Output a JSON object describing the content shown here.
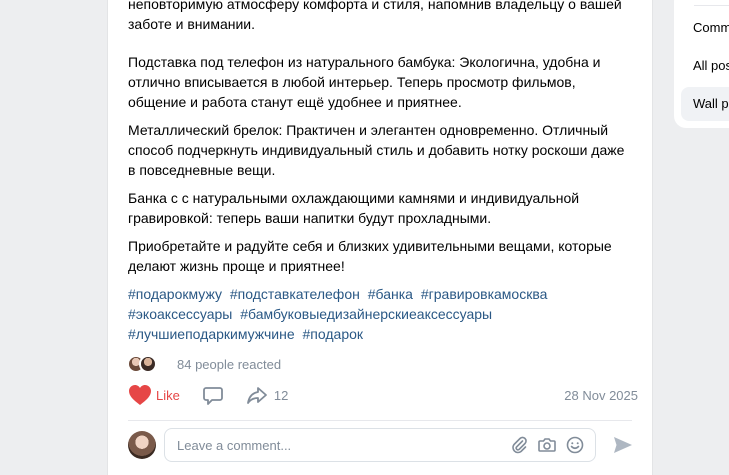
{
  "post": {
    "paragraphs": [
      "неповторимую атмосферу комфорта и стиля, напомнив владельцу о вашей заботе и внимании.",
      "Подставка под телефон из натурального бамбука: Экологична, удобна и отлично вписывается в любой интерьер. Теперь просмотр фильмов, общение и работа станут ещё удобнее и приятнее.",
      "Металлический брелок: Практичен и элегантен одновременно. Отличный способ подчеркнуть индивидуальный стиль и добавить нотку роскоши даже в повседневные вещи.",
      "Банка с с натуральными охлаждающими камнями и индивидуальной гравировкой: теперь ваши напитки будут прохладными.",
      "Приобретайте и радуйте себя и близких удивительными вещами, которые делают жизнь проще и приятнее!"
    ],
    "hashtags": [
      "#подарокмужу",
      "#подставкателефон",
      "#банка",
      "#гравировкамосква",
      "#экоаксессуары",
      "#бамбуковыедизайнерскиеаксессуары",
      "#лучшиеподаркимужчине",
      "#подарок"
    ],
    "reactions_text": "84 people reacted",
    "like_label": "Like",
    "share_count": "12",
    "date": "28 Nov 2025",
    "comment_placeholder": "Leave a comment...",
    "icons": [
      "heart-icon",
      "comment-icon",
      "share-icon",
      "paperclip-icon",
      "camera-icon",
      "emoji-icon",
      "send-icon"
    ]
  },
  "menu": {
    "items": [
      "Comm",
      "All pos",
      "Wall p"
    ]
  },
  "colors": {
    "like": "#e64646",
    "hashtag": "#2a5885",
    "muted": "#818c99",
    "background": "#edeef0"
  }
}
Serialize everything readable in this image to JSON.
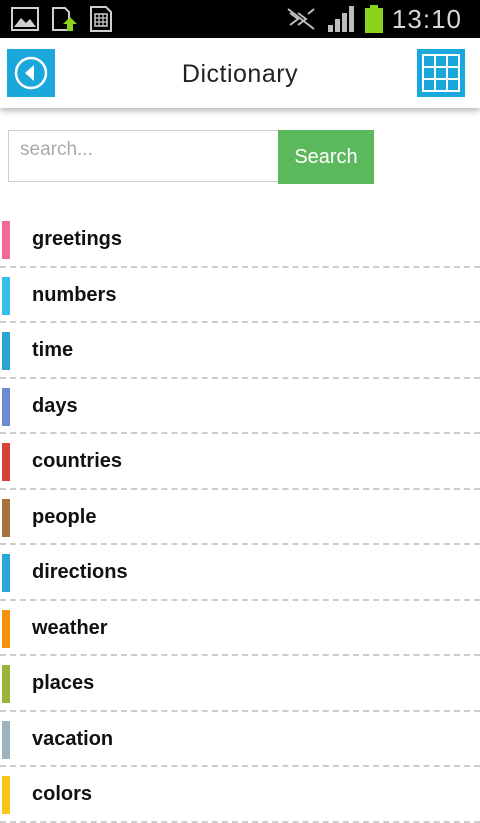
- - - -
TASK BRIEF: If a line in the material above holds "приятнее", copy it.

RESULT OF THE TASK:
      "Подставка под телефон из натурального бамбука: Экологична, удобна и отлично вписывается в любой интерьер. Теперь просмотр фильмов, общение и работа станут ещё удобнее и приятнее.",
      "Приобретайте и радуйте себя и близких удивительными вещами, которые делают жизнь проще и приятнее!"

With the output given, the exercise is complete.